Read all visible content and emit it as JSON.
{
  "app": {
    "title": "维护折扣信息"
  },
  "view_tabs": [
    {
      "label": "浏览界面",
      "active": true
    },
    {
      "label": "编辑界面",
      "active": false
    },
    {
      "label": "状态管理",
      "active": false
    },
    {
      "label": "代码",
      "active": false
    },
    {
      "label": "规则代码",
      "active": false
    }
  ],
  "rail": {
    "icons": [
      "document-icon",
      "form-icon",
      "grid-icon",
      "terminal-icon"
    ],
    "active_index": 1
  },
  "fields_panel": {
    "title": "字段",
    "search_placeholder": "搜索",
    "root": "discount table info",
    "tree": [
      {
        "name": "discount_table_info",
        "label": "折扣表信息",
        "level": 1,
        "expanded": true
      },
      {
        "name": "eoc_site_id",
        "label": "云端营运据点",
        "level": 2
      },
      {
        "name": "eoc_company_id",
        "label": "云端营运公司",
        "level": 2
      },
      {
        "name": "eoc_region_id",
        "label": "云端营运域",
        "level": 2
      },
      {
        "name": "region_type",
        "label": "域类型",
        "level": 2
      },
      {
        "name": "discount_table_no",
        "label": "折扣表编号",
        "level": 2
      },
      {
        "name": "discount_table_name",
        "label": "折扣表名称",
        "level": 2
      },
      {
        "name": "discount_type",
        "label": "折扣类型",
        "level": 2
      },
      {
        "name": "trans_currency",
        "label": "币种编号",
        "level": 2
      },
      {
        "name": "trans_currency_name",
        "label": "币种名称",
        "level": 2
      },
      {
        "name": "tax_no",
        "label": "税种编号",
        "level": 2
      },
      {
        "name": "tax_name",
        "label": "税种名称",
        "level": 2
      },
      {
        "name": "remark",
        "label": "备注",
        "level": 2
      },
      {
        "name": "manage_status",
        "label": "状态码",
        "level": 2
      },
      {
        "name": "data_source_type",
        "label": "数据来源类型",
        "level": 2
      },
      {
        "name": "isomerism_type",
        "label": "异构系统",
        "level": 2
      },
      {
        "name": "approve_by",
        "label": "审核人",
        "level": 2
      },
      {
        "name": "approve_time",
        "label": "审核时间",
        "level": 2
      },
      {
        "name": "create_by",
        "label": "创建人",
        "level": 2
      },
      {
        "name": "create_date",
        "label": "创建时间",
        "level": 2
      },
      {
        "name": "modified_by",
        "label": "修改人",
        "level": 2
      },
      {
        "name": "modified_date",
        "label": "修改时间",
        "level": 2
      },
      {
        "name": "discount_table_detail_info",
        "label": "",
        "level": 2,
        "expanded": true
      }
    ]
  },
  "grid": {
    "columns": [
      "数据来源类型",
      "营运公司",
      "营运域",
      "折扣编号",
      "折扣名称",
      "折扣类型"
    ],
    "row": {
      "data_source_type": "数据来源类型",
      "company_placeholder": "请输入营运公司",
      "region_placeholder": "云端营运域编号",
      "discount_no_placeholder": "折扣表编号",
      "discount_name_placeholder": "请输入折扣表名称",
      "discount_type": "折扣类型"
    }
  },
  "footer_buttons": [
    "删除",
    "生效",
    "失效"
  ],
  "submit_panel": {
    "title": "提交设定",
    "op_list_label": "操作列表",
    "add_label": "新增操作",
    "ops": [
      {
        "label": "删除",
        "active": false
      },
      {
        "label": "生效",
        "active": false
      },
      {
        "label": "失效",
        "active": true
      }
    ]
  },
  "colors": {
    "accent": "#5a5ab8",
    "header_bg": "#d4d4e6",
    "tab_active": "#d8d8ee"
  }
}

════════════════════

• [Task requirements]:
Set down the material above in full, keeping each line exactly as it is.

• [Answer space]:
Read all visible content and emit it as JSON.
{
  "app": {
    "title": "维护折扣信息"
  },
  "view_tabs": [
    {
      "label": "浏览界面",
      "active": true
    },
    {
      "label": "编辑界面",
      "active": false
    },
    {
      "label": "状态管理",
      "active": false
    },
    {
      "label": "代码",
      "active": false
    },
    {
      "label": "规则代码",
      "active": false
    }
  ],
  "rail": {
    "icons": [
      "document-icon",
      "form-icon",
      "grid-icon",
      "terminal-icon"
    ],
    "active_index": 1
  },
  "fields_panel": {
    "title": "字段",
    "search_placeholder": "搜索",
    "root": "discount table info",
    "tree": [
      {
        "name": "discount_table_info",
        "label": "折扣表信息",
        "level": 1,
        "expanded": true
      },
      {
        "name": "eoc_site_id",
        "label": "云端营运据点",
        "level": 2
      },
      {
        "name": "eoc_company_id",
        "label": "云端营运公司",
        "level": 2
      },
      {
        "name": "eoc_region_id",
        "label": "云端营运域",
        "level": 2
      },
      {
        "name": "region_type",
        "label": "域类型",
        "level": 2
      },
      {
        "name": "discount_table_no",
        "label": "折扣表编号",
        "level": 2
      },
      {
        "name": "discount_table_name",
        "label": "折扣表名称",
        "level": 2
      },
      {
        "name": "discount_type",
        "label": "折扣类型",
        "level": 2
      },
      {
        "name": "trans_currency",
        "label": "币种编号",
        "level": 2
      },
      {
        "name": "trans_currency_name",
        "label": "币种名称",
        "level": 2
      },
      {
        "name": "tax_no",
        "label": "税种编号",
        "level": 2
      },
      {
        "name": "tax_name",
        "label": "税种名称",
        "level": 2
      },
      {
        "name": "remark",
        "label": "备注",
        "level": 2
      },
      {
        "name": "manage_status",
        "label": "状态码",
        "level": 2
      },
      {
        "name": "data_source_type",
        "label": "数据来源类型",
        "level": 2
      },
      {
        "name": "isomerism_type",
        "label": "异构系统",
        "level": 2
      },
      {
        "name": "approve_by",
        "label": "审核人",
        "level": 2
      },
      {
        "name": "approve_time",
        "label": "审核时间",
        "level": 2
      },
      {
        "name": "create_by",
        "label": "创建人",
        "level": 2
      },
      {
        "name": "create_date",
        "label": "创建时间",
        "level": 2
      },
      {
        "name": "modified_by",
        "label": "修改人",
        "level": 2
      },
      {
        "name": "modified_date",
        "label": "修改时间",
        "level": 2
      },
      {
        "name": "discount_table_detail_info",
        "label": "",
        "level": 2,
        "expanded": true
      }
    ]
  },
  "grid": {
    "columns": [
      "数据来源类型",
      "营运公司",
      "营运域",
      "折扣编号",
      "折扣名称",
      "折扣类型"
    ],
    "row": {
      "data_source_type": "数据来源类型",
      "company_placeholder": "请输入营运公司",
      "region_placeholder": "云端营运域编号",
      "discount_no_placeholder": "折扣表编号",
      "discount_name_placeholder": "请输入折扣表名称",
      "discount_type": "折扣类型"
    }
  },
  "footer_buttons": [
    "删除",
    "生效",
    "失效"
  ],
  "submit_panel": {
    "title": "提交设定",
    "op_list_label": "操作列表",
    "add_label": "新增操作",
    "ops": [
      {
        "label": "删除",
        "active": false
      },
      {
        "label": "生效",
        "active": false
      },
      {
        "label": "失效",
        "active": true
      }
    ]
  },
  "colors": {
    "accent": "#5a5ab8",
    "header_bg": "#d4d4e6",
    "tab_active": "#d8d8ee"
  }
}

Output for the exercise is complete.